Facing fourth-and-two from the five, Petersen wanted to run a halfback pass. Can you blame Z for raising hell? On what might have been his final play as a collegian, he would not handle the ball. Rather, he would serve as a decoy, motioning away from the play, and the game would be put in the hands of a 5'9" utility player who had not thrown a pass all season.
It seemed like a vast amount of trust to put in Vinny Perretta, a running back and wide receiver who didn't even rate a scholarship when he came out of La Costa Canyon High in Encinitas, Calif. (Perretta earned one before his redshirt-freshman season in '05.) But Perretta is a quintessential Bronco: tough, smart and still angry that he had been so lightly regarded.

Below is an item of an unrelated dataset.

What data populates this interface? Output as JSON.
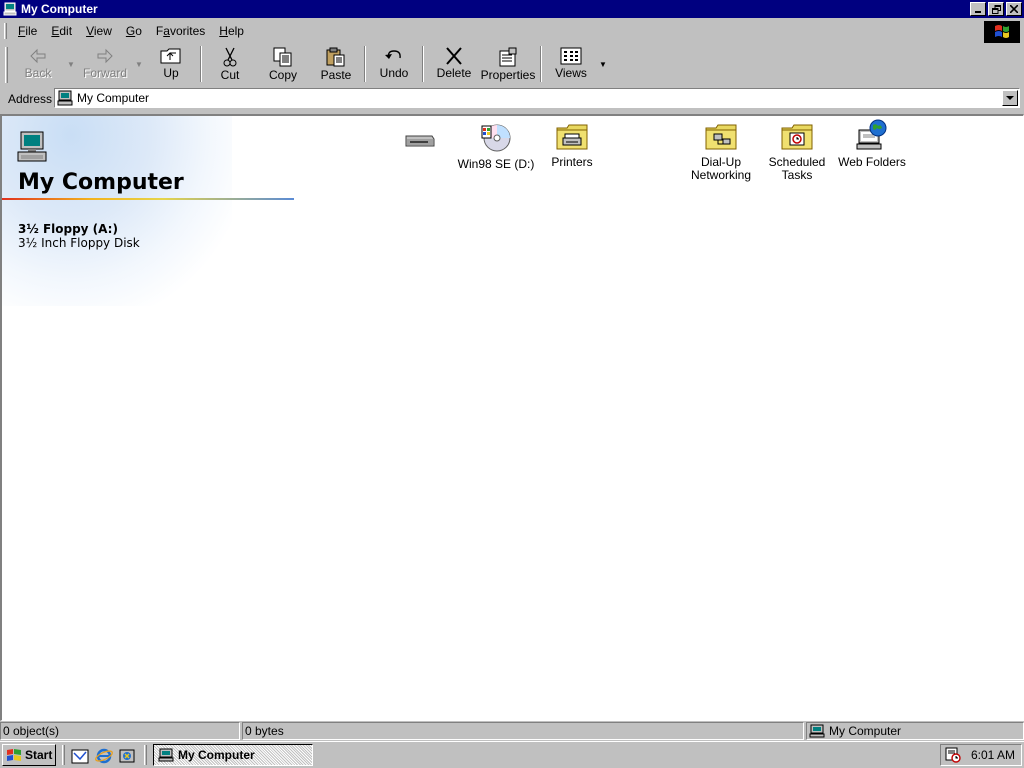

There's another thing: He confuses defenses. Because he lines up as both a receiver and a running back, says Petersen, "They're looking at him going, What is this guy? He creates tremendous personnel problems."
And he can act. On Shop to Bunch Right, Q-Out, 18 Crack Halfback Pass, Perretta takes a direct snap and sweeps right--action identical to a running play Boise used all season. Against the Sooners, he tucked the ball, put his head down and ... lifted it back up, cocking his arm while looking toward the back of the end zone.
Key to the success of the play, says Harsin, was how well everyone, Perretta included, sold the run. "The way they fired out, their body language as they attacked the line of scrimmage--it pulled those linebackers and safeties up."
As he made a show of trying to get a piece of Sooners linebacker Rufus Alexander, the Big 12 defensive player of the year, Schouman said with his body language, Oh, well. I guess that's why I'm at Boise State and you're at Oklahoma. Then he planted hard with his left foot, cutting toward the back of the end zone. Perretta--still sporting his receiving gloves, by the way--had to loft the ball high enough to get it over middle linebacker Zach Latimer, who was only a half step behind Shoe.
The pass was perfect: a firm spiral Schouman snatched before Latimer wiped him out, to no avail.